Rad Power Bikes’ new CEO, Phil Molyneux, said the company has “made mistakes” surrounding safety and reliability but vows to do better in the future.
In a letter to customers, Molyneux said the e-bike company will have “a laser focus on safety and reliability” going forward in order to ensure its bikes are the best on the market. The letter appears to be a response to a recent recall of over 30,000 electric cargo bikes for misaligned tires, as well as several lawsuits related to the safety of its products.
“Since its inception, Rad Power Bikes has set both the pace and the standard for the ebike revolution. This road hasn’t always been easy and we’ve faced numerous challenges,” Molyneux writes. “As a young company, we recognize that we have made mistakes. Now we are dedicated to learning from them.”
Molyneux, a former Sony and Dyson executive, was Rad Power Bikes’ chief operating officer when Mike Radenbaugh, the founder and CEO, tapped him as his replacement. (Radenbaugh remains the chair of the board and a special advisor.)
It’s unarguably been a rough year for the company

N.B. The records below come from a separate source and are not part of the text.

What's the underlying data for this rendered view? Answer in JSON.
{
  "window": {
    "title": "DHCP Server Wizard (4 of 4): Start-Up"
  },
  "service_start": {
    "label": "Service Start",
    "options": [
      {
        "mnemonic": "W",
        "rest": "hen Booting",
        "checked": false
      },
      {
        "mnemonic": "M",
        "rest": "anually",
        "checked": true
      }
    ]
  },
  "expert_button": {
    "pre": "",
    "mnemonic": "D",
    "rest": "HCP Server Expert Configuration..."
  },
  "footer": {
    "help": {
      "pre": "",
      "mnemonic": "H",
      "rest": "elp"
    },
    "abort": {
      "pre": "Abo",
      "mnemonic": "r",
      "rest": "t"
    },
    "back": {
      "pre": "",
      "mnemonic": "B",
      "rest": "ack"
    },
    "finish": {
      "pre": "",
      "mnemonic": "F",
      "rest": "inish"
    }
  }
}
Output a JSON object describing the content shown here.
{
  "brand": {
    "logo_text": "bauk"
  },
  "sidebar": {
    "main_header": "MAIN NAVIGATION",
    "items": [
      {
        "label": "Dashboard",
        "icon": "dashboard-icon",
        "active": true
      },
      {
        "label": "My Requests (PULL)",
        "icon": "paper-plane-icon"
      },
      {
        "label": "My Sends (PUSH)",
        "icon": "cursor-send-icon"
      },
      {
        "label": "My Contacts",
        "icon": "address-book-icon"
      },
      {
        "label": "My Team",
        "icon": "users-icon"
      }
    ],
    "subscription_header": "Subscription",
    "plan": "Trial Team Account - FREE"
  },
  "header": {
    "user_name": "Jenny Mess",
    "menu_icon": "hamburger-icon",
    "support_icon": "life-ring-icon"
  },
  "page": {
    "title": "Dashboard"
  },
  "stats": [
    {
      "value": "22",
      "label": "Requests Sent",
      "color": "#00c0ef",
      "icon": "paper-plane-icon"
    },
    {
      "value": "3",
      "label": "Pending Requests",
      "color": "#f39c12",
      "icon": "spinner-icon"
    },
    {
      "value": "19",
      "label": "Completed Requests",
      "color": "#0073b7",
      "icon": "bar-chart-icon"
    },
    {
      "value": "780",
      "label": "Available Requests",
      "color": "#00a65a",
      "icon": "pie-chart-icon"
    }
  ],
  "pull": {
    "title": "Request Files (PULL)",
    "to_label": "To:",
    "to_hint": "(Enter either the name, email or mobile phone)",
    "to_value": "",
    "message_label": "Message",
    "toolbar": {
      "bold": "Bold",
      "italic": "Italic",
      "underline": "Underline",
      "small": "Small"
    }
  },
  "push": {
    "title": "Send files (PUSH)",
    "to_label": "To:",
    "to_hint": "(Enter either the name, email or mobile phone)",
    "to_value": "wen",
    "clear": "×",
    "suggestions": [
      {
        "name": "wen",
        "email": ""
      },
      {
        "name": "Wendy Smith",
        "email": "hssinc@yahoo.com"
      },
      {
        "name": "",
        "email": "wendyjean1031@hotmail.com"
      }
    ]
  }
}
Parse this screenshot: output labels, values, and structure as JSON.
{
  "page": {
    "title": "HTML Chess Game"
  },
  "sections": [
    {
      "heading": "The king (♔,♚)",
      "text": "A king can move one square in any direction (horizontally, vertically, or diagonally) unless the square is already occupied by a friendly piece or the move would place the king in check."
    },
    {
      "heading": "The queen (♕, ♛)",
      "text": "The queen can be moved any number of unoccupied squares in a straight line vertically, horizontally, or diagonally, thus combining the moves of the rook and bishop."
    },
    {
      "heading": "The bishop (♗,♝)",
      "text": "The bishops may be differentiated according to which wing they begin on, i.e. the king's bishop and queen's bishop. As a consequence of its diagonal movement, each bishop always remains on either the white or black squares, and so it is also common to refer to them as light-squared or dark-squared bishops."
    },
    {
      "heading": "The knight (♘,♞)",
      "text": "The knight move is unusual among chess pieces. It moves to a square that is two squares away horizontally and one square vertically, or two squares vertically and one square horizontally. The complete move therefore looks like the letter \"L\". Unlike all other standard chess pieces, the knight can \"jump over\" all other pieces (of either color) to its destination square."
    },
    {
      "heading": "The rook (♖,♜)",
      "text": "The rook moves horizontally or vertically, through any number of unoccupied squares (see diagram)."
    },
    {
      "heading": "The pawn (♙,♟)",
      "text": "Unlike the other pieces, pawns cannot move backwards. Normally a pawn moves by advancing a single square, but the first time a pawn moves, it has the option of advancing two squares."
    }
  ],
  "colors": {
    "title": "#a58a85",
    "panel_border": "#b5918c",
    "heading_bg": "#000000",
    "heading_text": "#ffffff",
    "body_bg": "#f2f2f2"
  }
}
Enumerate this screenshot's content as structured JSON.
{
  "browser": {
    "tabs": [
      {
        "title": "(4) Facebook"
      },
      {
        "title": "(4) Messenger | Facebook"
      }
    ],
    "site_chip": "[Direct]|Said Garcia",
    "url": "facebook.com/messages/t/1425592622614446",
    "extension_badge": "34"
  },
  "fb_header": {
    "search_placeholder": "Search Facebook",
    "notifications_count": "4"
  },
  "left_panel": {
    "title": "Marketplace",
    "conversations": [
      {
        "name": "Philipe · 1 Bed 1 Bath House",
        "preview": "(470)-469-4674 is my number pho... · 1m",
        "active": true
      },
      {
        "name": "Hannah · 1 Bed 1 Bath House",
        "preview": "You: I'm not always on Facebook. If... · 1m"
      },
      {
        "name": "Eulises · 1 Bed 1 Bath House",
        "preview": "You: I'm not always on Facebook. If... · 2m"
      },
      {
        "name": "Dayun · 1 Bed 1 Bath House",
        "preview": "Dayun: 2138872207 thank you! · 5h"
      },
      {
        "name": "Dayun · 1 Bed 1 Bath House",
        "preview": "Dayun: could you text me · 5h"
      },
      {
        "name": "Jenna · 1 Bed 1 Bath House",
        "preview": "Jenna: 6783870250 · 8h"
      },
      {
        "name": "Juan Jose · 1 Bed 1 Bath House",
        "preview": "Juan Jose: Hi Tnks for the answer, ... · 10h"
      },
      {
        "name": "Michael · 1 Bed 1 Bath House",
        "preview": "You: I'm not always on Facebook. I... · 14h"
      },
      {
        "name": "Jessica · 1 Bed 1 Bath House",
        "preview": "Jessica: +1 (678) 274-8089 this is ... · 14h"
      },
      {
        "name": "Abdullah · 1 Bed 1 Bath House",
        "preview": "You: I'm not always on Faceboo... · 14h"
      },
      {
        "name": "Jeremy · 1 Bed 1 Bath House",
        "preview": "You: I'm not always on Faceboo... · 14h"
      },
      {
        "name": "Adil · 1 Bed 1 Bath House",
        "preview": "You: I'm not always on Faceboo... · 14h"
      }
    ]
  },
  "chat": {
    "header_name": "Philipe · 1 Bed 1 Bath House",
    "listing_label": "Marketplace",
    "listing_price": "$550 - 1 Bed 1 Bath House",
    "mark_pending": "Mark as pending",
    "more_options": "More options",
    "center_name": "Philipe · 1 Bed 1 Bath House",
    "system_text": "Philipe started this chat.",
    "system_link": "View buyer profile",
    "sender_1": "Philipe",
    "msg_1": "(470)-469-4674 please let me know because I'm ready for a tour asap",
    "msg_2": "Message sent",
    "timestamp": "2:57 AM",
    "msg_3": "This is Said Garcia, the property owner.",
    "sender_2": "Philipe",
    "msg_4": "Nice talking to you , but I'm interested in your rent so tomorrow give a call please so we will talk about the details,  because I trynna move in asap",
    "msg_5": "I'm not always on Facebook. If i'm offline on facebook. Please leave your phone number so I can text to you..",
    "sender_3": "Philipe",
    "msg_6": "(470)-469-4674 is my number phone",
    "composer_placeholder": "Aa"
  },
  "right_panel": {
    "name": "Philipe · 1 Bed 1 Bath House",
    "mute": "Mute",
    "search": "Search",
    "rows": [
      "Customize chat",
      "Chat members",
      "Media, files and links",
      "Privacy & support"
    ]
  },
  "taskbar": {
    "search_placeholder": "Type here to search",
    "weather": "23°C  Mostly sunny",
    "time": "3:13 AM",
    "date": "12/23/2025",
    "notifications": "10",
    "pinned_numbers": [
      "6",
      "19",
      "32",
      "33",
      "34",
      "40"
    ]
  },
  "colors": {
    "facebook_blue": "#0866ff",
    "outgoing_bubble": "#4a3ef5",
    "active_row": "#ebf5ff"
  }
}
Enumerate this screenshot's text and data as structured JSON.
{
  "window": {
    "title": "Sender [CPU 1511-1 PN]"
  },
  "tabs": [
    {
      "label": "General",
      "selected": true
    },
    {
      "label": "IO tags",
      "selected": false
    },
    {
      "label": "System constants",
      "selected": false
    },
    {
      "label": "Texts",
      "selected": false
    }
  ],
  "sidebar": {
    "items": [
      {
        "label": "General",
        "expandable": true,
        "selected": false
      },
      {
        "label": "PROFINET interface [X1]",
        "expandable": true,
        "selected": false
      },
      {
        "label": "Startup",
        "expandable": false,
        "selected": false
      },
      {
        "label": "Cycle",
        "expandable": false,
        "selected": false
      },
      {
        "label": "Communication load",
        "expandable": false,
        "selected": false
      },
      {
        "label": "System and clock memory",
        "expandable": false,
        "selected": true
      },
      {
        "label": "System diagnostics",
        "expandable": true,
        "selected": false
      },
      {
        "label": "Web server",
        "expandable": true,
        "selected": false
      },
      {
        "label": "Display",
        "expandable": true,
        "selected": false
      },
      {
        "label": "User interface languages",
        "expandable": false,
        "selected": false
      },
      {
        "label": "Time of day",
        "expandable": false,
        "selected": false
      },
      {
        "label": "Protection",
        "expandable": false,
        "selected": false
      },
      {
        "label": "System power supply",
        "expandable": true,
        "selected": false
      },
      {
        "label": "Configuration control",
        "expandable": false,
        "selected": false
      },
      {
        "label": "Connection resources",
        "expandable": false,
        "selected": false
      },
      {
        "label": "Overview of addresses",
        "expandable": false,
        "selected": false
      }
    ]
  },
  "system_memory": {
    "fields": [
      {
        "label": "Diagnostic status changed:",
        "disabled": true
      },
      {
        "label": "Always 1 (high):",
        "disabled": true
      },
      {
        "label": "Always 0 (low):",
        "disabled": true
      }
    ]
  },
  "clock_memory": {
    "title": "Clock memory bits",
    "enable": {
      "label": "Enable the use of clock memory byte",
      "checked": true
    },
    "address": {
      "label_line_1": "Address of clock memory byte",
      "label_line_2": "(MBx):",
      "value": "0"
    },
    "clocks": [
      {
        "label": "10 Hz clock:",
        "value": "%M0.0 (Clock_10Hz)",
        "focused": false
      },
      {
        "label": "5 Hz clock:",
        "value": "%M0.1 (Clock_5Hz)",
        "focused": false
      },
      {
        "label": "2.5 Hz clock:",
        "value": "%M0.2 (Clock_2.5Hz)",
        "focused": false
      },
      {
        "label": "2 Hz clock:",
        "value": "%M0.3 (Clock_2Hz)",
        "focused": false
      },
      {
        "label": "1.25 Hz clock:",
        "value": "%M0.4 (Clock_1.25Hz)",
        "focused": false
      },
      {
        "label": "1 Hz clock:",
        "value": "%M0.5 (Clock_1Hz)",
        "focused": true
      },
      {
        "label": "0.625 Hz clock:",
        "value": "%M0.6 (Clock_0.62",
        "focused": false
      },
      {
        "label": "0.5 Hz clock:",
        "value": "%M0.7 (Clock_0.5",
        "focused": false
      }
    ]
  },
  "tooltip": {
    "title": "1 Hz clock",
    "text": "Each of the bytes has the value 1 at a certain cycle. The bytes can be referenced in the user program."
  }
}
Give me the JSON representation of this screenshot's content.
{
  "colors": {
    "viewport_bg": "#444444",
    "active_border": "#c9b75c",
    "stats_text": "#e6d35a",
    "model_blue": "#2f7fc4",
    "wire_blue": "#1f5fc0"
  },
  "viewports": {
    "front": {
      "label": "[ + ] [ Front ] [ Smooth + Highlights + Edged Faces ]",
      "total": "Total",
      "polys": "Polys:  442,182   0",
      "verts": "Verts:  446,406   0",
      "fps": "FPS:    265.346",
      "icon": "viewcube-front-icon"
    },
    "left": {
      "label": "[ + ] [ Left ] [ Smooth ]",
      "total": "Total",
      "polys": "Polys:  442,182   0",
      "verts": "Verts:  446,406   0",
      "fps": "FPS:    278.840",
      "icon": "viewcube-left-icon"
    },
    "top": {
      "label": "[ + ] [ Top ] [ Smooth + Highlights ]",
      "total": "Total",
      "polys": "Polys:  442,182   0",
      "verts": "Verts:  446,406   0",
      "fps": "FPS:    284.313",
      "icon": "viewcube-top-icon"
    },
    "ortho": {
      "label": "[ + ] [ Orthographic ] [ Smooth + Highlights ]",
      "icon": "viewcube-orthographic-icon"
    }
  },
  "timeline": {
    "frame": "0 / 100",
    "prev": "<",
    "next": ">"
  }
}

It’s unarguably been a rough year for the company, which is the top seller of affordable e-bikes in the US. Coming down off the high of a boom in bike sales as a result of the covid pandemic, Rad Power seemed poised to grow its market share. But instead, it found itself embroiled in one crisis after another.
The recall was the biggest blow to Rad Power’s reputation. The company said it had received 137 reports of tires blowing out, deflating, and separating from the sidewalls. Eight injuries were reported, including five incidents of “road rash, cuts and/or bruises and one report of a broken wrist and one report of a broken arm.”
Of the lawsuits filed, one involved an 11-year-old girl who was killed after falling off the back rack of a RadRunner utility bike. Insurance provider State Farm is also suing the company on behalf of a client for property damage after his Rad Power e-bike caught fire.
In an email under the subject “A New Era of Innovation, Sustainability and Safety,” Molyneux said the company will redouble its safety and quality assurance efforts in order to ensure each of its bikes is as safe and reliable as it can be.
“From the design phase, through component validation methods, to the ever-improving quality assurance activities within our factories, we are doubling down to ensure safer, more enjoyable rides,” he writes.
“We are doubling down to ensure safer, more enjoyable rides”
He also vowed to improve customer service and support through the introduction of a new online chat function and more self-service resources. As a direct-to-consumer brand, Rad Power Bikes lacks the vast network of dealers and repair technicians that legacy bike manufacturers often rely on.
But last year, the company laid off around 14 percent of its staff, including everyone from the mobile service division, which then shut down. Rad Power Bikes has opened its own brick-and-mortar retail and repair shops in a handful of cities and has said it aims to open more.
Molyneux doesn’t get into the specific “mistakes” in his letter, but he said he is determined to get the company back on the right track. “The culmination of these efforts represents the ‘New Rad,’” he writes, “one that combines the forward-thinking innovation of our early years with the knowledge and resources to make us more customer-focused than ever before.”
Update January 25th 5:16PM ET: The lawsuit against Rad Power Bikes involving the death of a young girl is still ongoing. An early version of this story incorrectly said the lawsuit was settled.